> **EXERCISE**:
Would you give the records below again, exactly and completely?

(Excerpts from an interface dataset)
________________

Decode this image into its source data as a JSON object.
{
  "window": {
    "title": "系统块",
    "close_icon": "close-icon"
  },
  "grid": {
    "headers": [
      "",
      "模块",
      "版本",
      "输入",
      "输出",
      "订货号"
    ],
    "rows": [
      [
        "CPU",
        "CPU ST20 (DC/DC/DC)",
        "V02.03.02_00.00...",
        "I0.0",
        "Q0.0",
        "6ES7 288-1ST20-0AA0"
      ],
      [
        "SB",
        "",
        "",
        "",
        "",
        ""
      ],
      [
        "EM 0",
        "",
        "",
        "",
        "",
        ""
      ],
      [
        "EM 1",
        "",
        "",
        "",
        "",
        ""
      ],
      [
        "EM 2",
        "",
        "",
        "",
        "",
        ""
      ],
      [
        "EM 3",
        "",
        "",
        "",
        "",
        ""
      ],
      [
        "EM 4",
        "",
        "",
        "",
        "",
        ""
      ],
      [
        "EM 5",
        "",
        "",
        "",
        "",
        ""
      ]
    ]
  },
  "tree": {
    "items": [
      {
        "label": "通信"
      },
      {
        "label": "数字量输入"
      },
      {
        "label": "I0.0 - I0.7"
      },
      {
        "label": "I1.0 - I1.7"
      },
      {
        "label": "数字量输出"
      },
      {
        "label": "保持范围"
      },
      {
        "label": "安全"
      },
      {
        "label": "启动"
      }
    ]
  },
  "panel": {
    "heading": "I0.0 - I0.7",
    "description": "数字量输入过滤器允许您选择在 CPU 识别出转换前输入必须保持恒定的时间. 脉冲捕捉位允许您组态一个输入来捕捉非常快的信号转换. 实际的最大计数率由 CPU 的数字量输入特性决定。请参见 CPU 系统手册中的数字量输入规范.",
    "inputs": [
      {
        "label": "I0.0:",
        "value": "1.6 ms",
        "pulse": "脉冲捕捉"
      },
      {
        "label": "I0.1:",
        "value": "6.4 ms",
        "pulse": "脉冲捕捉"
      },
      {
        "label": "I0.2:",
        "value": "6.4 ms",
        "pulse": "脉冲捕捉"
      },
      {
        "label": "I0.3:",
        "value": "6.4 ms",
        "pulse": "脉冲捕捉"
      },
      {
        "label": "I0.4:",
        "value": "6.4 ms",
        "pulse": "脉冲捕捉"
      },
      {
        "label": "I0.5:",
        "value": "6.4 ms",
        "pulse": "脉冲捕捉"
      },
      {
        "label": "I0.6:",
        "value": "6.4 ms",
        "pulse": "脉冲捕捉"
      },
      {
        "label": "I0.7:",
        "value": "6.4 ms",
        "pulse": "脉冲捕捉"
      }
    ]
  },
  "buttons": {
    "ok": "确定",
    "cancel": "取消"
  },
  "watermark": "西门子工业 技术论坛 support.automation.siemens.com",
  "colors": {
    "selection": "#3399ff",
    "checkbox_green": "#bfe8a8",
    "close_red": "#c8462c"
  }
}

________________

> **SOLUTION TO THE EXERCISE**:
Decode this image into its source data as a JSON object.
{
  "window": {
    "title": "系统块",
    "close_icon": "close-icon"
  },
  "grid": {
    "headers": [
      "",
      "模块",
      "版本",
      "输入",
      "输出",
      "订货号"
    ],
    "rows": [
      [
        "CPU",
        "CPU ST20 (DC/DC/DC)",
        "V02.03.02_00.00...",
        "I0.0",
        "Q0.0",
        "6ES7 288-1ST20-0AA0"
      ],
      [
        "SB",
        "",
        "",
        "",
        "",
        ""
      ],
      [
        "EM 0",
        "",
        "",
        "",
        "",
        ""
      ],
      [
        "EM 1",
        "",
        "",
        "",
        "",
        ""
      ],
      [
        "EM 2",
        "",
        "",
        "",
        "",
        ""
      ],
      [
        "EM 3",
        "",
        "",
        "",
        "",
        ""
      ],
      [
        "EM 4",
        "",
        "",
        "",
        "",
        ""
      ],
      [
        "EM 5",
        "",
        "",
        "",
        "",
        ""
      ]
    ]
  },
  "tree": {
    "items": [
      {
        "label": "通信"
      },
      {
        "label": "数字量输入"
      },
      {
        "label": "I0.0 - I0.7"
      },
      {
        "label": "I1.0 - I1.7"
      },
      {
        "label": "数字量输出"
      },
      {
        "label": "保持范围"
      },
      {
        "label": "安全"
      },
      {
        "label": "启动"
      }
    ]
  },
  "panel": {
    "heading": "I0.0 - I0.7",
    "description": "数字量输入过滤器允许您选择在 CPU 识别出转换前输入必须保持恒定的时间. 脉冲捕捉位允许您组态一个输入来捕捉非常快的信号转换. 实际的最大计数率由 CPU 的数字量输入特性决定。请参见 CPU 系统手册中的数字量输入规范.",
    "inputs": [
      {
        "label": "I0.0:",
        "value": "1.6 ms",
        "pulse": "脉冲捕捉"
      },
      {
        "label": "I0.1:",
        "value": "6.4 ms",
        "pulse": "脉冲捕捉"
      },
      {
        "label": "I0.2:",
        "value": "6.4 ms",
        "pulse": "脉冲捕捉"
      },
      {
        "label": "I0.3:",
        "value": "6.4 ms",
        "pulse": "脉冲捕捉"
      },
      {
        "label": "I0.4:",
        "value": "6.4 ms",
        "pulse": "脉冲捕捉"
      },
      {
        "label": "I0.5:",
        "value": "6.4 ms",
        "pulse": "脉冲捕捉"
      },
      {
        "label": "I0.6:",
        "value": "6.4 ms",
        "pulse": "脉冲捕捉"
      },
      {
        "label": "I0.7:",
        "value": "6.4 ms",
        "pulse": "脉冲捕捉"
      }
    ]
  },
  "buttons": {
    "ok": "确定",
    "cancel": "取消"
  },
  "watermark": "西门子工业 技术论坛 support.automation.siemens.com",
  "colors": {
    "selection": "#3399ff",
    "checkbox_green": "#bfe8a8",
    "close_red": "#c8462c"
  }
}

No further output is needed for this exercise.